I was expecting complete darkness, but it wasn’t complete. First one, then another, then a few more houses lit to life with small bouncing lights that first danced crazily across rooms as if dangling on ropes before becoming steady, and aiming out of windows to see if everyone else had gone dark.  Between that and the (to us silent) transformer explosions and the moon behind the clouds, we could actually see what was going on.

A few brave souls went out in the storm to see how much of the neighborhood had gone out.  My brave soul also has intelligence, and decided to bravely stay inside and listen to the radio.  Trees are nice, but not when they are threatening to fall. I don’t wanna do that dance no matter how well I can see them.  My head is hard, but not that hard.

A  police car came to the neighborhood.  We saw the lights while sitting on the couch listening to reporters tell us how the storm was going when we could look out the window and find out easily enough for ourselves, that being what reporters do, entertain and enliven our lazy and curious lives.  When we got to the window, the car was parked right in front of our house.  One officer got out, yellow tape in hand.  He took the tape and threw it haphazardly around the pole across the street, and then walked across the street.  Not finding another pole there to tie it to, he broke it off and let it flap in the breeze.  He then went to the back of his cruiser and grabbed 2 orange cones and put them in the street.

After a moment he rode down the street to get a close up view of the downed tree, he did a 180 and drove away.  There being a few hundred trees down in the area, and lots of tape to toss across streets to let non-wary drivers know that the law of gravity was in charge this night, and it had a thing for tree killing.

Cell phones worked for a bit, then died.  Didn’t bother me, I’m not dependent on the damnable things.  But it was one complaint I heard more often, both from my wife and others out on the street the next day was loss of cell service.  Verizon?  Sprint?  Didn’t matter what carrier you had.  3g? 4g(if you can call it that?) iPhone?  Blackberry?  Of no consequence. There was No g. It seemed curious and troubling to me that the loss of a phone was larger in some peoples minds than the damage that others had suffered.

Or maybe I read them wrong.  Wouldn’t be the first time.


As the night wore on, the winds died down slowly and the temperatures began to slowly drop.  Several times during the storm we sat at the window, with it wide open.  Silly? Yes. But what is done is done, and doing something safely once gives the air of safety it needs for future doing. The wind didn’t seem an impediment at the time, but the chill became one.  Especially when the thought of potentially not having heat for days on end came to the fore and stopped that silliness.

Stories came in of walls of water sweeping in, inundating the whole city.  Battery park becoming part of the East river.  Fire ravaging an entire neighborhood in Queens.  Stories of survival, arrested surfers, water in the tunnels and people massing together to make sure everything came out OK.

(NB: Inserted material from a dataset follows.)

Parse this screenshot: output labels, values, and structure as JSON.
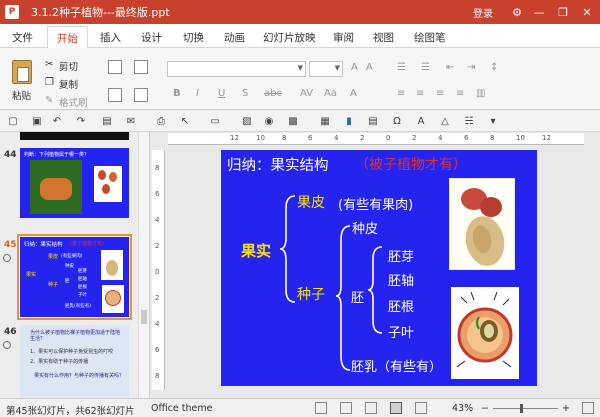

Houses are wrecked, trees are down, power out in many places.  Barring the unlucky or crazy few, almost everyone came out unscathed.  A prayer for the dead and dying is in order, as well as for those who are picking up the pieces.  And maybe more than a  prayer for them who are picking up what mother nature dropped on them.  If you walk by someone who looks like they need help clearing up debris, stop and give them a hand.

We’re human, we do for each other, it’s what we do. So let’s do this.


Power came back just before my wife and I called it a night at 11:16 pm October 30th, after only 26 hours in the dark, when we were expecting to be dark for over a week.  Heat is up and running as well. Warm and happy after only one cold dreary night when several were expected is a truly great feeling. It’s greatly appreciated. A hearty thank you to the people at Con Ed and everyone else busting their asses through the storm and it’s aftermath.


That’s it from here, America.  G’night.  A second post later perhaps… i’ll see.